_Problem statement_
The entries should each be set down again precisely.

_Data_

┌──

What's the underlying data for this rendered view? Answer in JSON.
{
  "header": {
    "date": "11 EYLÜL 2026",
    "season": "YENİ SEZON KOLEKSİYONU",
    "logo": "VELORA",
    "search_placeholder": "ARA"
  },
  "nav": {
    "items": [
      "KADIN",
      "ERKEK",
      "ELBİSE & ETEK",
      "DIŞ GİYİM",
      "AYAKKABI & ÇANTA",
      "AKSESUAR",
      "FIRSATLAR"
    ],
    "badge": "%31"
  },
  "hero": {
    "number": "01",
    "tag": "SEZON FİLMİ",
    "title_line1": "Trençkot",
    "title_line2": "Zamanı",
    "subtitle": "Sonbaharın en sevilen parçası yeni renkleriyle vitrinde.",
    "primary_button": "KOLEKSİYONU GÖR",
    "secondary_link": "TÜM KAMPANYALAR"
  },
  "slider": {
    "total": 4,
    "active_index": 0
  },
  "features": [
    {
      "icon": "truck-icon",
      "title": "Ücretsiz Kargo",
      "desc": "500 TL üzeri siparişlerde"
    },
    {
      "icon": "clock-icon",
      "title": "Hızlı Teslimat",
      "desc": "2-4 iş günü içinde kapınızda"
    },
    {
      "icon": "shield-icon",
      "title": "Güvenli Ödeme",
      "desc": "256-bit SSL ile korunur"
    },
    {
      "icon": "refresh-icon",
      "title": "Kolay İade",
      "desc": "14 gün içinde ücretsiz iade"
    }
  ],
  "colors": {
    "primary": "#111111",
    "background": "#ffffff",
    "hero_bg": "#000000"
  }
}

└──

_Solution for this task_
What's the underlying data for this rendered view? Answer in JSON.
{
  "header": {
    "date": "11 EYLÜL 2026",
    "season": "YENİ SEZON KOLEKSİYONU",
    "logo": "VELORA",
    "search_placeholder": "ARA"
  },
  "nav": {
    "items": [
      "KADIN",
      "ERKEK",
      "ELBİSE & ETEK",
      "DIŞ GİYİM",
      "AYAKKABI & ÇANTA",
      "AKSESUAR",
      "FIRSATLAR"
    ],
    "badge": "%31"
  },
  "hero": {
    "number": "01",
    "tag": "SEZON FİLMİ",
    "title_line1": "Trençkot",
    "title_line2": "Zamanı",
    "subtitle": "Sonbaharın en sevilen parçası yeni renkleriyle vitrinde.",
    "primary_button": "KOLEKSİYONU GÖR",
    "secondary_link": "TÜM KAMPANYALAR"
  },
  "slider": {
    "total": 4,
    "active_index": 0
  },
  "features": [
    {
      "icon": "truck-icon",
      "title": "Ücretsiz Kargo",
      "desc": "500 TL üzeri siparişlerde"
    },
    {
      "icon": "clock-icon",
      "title": "Hızlı Teslimat",
      "desc": "2-4 iş günü içinde kapınızda"
    },
    {
      "icon": "shield-icon",
      "title": "Güvenli Ödeme",
      "desc": "256-bit SSL ile korunur"
    },
    {
      "icon": "refresh-icon",
      "title": "Kolay İade",
      "desc": "14 gün içinde ücretsiz iade"
    }
  ],
  "colors": {
    "primary": "#111111",
    "background": "#ffffff",
    "hero_bg": "#000000"
  }
}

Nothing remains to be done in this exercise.